The rest of the main characters play off each other with ease. It’s a well oiled machine at this point. Unfortunately there are some things that get short shrift, like the romance between The Hulk and Black Widow. This really deserves it’s own movie as does Black Widow herself. The humor and banter, a Joss Whedon trademark are well represented with Captain America’s line about Iron Man watching his language getting huge laughs. It was also nice to see Hawkeye get something more to do than be mind-controlled. Renner gives some of the best lines in the film, bringing a humanity and levity to the craziness. He seems to be speaking as much to the audience as Scarlet Witch when he talks about a flying city, evil robots and he’s got a bow and arrow and how none of this makes any sense. It’s a nice wink to us in the seats.

Conclusion

This is a competent Marvel movie. All the actors and action are good, it’s the story that bogs down the film with the weight of all that’s it’s trying to accomplish that left me underwhelmed. It feels formulaic, as the plot is much the same as the original Avengers – team ends up fighting amongst itself, gets beat down, gets a pep talk from Fury, saves the day. One of the pitfalls of Marvel’s cinematic universe is that there is not always enough distinction between the films. I one of the things that made Winter Solider so good, it continued on the Captain America story while feeling fresh and new. Here’s hoping that Anthony and Joe Russo can bring that same sensibility from their work with Cap to Avengers: Infinity War part one and two. Age of Ultron is rated 3 out of 5 Captain America shields.

Film · Iron Man · Marvel · Podcasts · Trek.fm

The 602 Club 24: The Dr. No of the Marvel Franchise

tsc-024-th-squareIron Man.

Some movies spend years languishing in development hell and Iron Man was one of the longest. From 1990 to 2005 it bounced around from studio to studio; it wasn’t until 2006 that Marvel acquired back the rights and decided to use it as the launching pad for it’s own studio as well as a cinematic universe that the film would finally materialize.

In this episode of The 602 Club host Matthew Rushing is joined by Jose Munoz, Andi VanderKolk and Daniel Proulx to talk about Iron Man. We discuss the long production history of the film, our first thoughts, realism in comic book movies, The cast, the villain, story, music, direction and ask if it still holds up. 

Agent Carter · Marvel · Superheroes · Television · The 602 Club · Trek.fm · Uncategorized

The 602 Club 20: We Were Fangirling

tsc-020-th-squareAgent Carter.

Captain America: The First Avenger and Captain America: The Winter Solider both left us with the impression that Peggy Carter continued to be a respected member and founder of what became S.H.E.I.L.D. Yet what if the road to founder was a little rougher than was first thought?

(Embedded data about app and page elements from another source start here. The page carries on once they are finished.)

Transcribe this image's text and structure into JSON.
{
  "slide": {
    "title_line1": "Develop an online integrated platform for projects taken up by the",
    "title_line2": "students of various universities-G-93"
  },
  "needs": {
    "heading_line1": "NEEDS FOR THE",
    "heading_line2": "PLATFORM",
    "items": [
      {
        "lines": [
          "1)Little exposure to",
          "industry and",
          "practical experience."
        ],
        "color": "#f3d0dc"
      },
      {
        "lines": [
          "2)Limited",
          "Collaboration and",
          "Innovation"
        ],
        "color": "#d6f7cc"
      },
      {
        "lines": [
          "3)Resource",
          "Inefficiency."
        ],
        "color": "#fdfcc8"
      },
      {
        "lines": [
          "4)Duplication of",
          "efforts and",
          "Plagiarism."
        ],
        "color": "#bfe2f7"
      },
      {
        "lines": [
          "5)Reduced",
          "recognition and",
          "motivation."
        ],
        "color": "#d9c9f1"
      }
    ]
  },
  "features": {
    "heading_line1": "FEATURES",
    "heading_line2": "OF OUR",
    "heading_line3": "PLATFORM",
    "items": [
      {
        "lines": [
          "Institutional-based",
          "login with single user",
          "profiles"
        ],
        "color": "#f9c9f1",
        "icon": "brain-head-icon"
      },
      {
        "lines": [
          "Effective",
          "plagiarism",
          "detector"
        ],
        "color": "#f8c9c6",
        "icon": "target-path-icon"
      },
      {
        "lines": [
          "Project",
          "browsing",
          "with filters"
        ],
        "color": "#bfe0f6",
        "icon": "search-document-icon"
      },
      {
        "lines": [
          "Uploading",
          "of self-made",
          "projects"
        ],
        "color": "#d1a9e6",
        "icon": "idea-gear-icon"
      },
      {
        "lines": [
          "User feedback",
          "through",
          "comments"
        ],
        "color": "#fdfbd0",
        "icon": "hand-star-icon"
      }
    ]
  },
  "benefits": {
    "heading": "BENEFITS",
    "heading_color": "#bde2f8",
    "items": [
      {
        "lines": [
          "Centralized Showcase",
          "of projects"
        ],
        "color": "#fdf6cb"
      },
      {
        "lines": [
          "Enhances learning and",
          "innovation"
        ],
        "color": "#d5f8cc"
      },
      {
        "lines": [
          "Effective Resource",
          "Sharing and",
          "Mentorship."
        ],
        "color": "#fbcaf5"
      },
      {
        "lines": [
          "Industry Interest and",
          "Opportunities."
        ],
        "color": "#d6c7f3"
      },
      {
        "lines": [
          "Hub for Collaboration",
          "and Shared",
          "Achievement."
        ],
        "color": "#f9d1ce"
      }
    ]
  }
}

In this episode of The 602 Club host Matthew Rushing is joined by agents Andi VanderKolk and Norman Lao to talk about the Agent Carter mini series but before that we take time to remember Leonard Nimoy and his life. We discuss whether Agent Carter should have been Agents of S.H.E.I.L.D., things we liked and didn’t, the characters, the importance of a good foil for the hero, continuity, women at work after WWII and our ratings.

Comics · Marvel · Podcasts

The 602 Club 5: All My Skyes

TSC005 Thumbnail SquareMarvel’s Agents of S.H.I.E.L.D.

In 2008, Iron Man came sauntering on to our movie screens and the Marvel cinematic universe was born. Flash forward to the fall of 2013 and Marvel’s Agents of S.H.I.E.L.D. hit television screens promising big-time Marvel action in your living room each week.

In this episode of The 602 Club, host Matthew Rushing is joined by Darren Moser and Norman Lao to talk about Marvel and Agents of S.H.I.E.L.D. Together we discuss the continuity the show shares with the films and the problems that causes, as well as the benefits. Darren shows the world why the panel should be writing for television as they dig into the characters and, lastly, we wonder if Agent Carter should have been on the show all along.